My back is to the little red house when I hear a voice. The radiologist clambers through the open front door, clutching at the glasses chain hanging around his neck. I don’t understand his Romanian words, nor the German he offers up next once he’s seen my confused face. Eventually we settle on broken English, and he invites me to step over the wooden fence, into the garden.
“There is a very rare flower in Romania,” he tells me, “and it is protected. It is called the corner flower. I have a few of them here.”
We are looking towards the soil for a flower I know I won’t recognise when a Romanian girl from our group walks past. She stops, looking confusedly at us both. She shares a few words with the radiologist, while I shrug my shoulders at her.

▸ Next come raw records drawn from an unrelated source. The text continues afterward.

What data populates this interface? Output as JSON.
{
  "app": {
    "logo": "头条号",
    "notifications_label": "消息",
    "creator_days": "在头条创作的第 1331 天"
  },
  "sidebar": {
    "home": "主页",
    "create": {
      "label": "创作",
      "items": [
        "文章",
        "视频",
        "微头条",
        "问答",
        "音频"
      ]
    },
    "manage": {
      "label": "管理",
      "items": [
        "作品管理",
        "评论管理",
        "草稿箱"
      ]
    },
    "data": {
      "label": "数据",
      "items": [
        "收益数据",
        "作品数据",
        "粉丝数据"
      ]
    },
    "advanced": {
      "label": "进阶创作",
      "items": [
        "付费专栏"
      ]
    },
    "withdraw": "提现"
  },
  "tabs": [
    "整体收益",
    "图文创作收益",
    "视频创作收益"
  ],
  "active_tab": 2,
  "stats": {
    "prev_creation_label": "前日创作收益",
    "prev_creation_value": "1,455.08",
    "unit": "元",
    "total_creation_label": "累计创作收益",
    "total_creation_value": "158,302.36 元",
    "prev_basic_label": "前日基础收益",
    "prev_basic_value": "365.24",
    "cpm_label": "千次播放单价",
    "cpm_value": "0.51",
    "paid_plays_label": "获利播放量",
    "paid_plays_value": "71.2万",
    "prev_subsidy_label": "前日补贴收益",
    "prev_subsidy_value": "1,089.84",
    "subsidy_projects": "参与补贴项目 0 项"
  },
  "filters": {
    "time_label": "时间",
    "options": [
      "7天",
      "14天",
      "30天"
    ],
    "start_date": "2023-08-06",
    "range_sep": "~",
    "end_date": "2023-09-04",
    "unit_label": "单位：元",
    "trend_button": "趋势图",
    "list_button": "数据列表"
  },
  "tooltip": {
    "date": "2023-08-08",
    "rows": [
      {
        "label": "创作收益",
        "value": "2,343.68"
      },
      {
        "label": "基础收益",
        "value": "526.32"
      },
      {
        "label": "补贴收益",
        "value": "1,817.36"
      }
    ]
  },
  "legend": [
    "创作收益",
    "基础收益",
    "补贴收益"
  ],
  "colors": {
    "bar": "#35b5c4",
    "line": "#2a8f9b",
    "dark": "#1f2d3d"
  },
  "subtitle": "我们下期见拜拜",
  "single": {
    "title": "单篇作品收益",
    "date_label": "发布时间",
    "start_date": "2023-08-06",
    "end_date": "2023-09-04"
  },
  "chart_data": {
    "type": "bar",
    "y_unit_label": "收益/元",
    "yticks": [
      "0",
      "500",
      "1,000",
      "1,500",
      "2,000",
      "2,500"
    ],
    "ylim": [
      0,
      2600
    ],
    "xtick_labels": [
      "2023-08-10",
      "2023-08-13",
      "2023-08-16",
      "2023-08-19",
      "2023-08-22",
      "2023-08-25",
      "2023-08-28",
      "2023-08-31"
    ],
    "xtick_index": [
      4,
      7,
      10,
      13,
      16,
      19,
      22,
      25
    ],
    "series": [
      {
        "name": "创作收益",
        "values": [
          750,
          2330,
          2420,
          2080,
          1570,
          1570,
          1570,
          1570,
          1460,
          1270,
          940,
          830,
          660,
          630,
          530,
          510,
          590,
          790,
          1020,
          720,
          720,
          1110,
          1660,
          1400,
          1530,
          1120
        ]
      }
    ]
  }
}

Soon, we are both crouching on a second modest patch of sloping earth, our cameras clicking incessantly, trying in vain to clearly capture the tiny silver-white flower as it moves in the wind. The Romanian girl has only seen the corner flower in books.
“How do you like Romania?” she says, not looking at me.
A silence. Then:
“It’s wild here…”
The wildness of this country has not made its full impact on me until this moment. I realise just how open and empty and raw it is up here; the soft colours of the sky above belying the whip of my hair against my cheek from the brutal wind.
On the pathway, the radiologist continues to speak at both of us. The girl translates his words, piecemeal.
“He says he measures radioactivity from up here… They were the first Romanian place to register the fallout from Chernobyl…”
“He says he spends a week here by himself before another radiologist changes places with him…”
“He says we should come to see the sunrise in the morning…”
Eventually, I spot a few other members of our group peering curiously over the fence at us. They are beckoned eagerly by the radiologist, and he asks if we’d like to go inside for some tea.
Inside the radiologist’s house
Unlike the trepidation I had immediately felt while climbing the peak, I see no problem with heading into the house. In fact, I’m eager to get a better idea of this man’s life.
He points out machines with indecipherable names, which hide in corners and hum in a low monotone. He stands awkwardly against a low table while we look appreciatively at different computers scattered around, and posters filled with diagrams that hang on the walls. A dried corner flower is stuck to his desk, beside a single pear on a metal plate.
In the next room, the radiologist gestures for us to sit at an old table covered in a plastic tablecloth with a print of breaded chicken dipper boxes while he busies himself in the kitchen. Eventually, he appears with plates of biscuits and three kinds of alcohol, a big grin on his face, and pours each of us a shot of ‘skinducu’, a homebrew with fresh gingseng hiding in the bottle.
It is pitch black outside when we stand to leave. The atmosphere in the room feels strangely charged, and when I pass the radiologist in the doorway, he squeezes my hip and invites us all to stay the night so we can see the sunset in the morning.
The wind is still howling around Toaca Peak. Half formed shapes blur in the hedgerows as we stumble along the path towards our cabin: two headtorches and the weak light of various mobile phones don’t do much to show us the way.
I’m still fascinated about the radiologist’s lonely life on the top of a mountain, and I pepper a friend with questions. Why does he need to live up here by himself? Did he tell us what he does to keep busy? What did he say about Chernobyl?
But his interest in the solitary man is waning; thinking ahead, instead, to the bright lights and groups of people at the cabin. He doesn’t have an answer to most of my questions, and eventually I hold my tongue.
Walking down from the top of the world
I don’t walk back to the radiologist’s house in time for sunrise. I don’t even see the dawn break from the comfort of the cabin; I am still wrapped in blankets and fast asleep.
We begin the mountain descent in a rush, hordes of Romanians still chewing cold pieces of toast and hurriedly threading their arms through backpack straps. The day is bright, the same clouds still moving quickly along the blue. A friend I walk alongside looks thoughtful and says,
“We are closer to the sky up here.”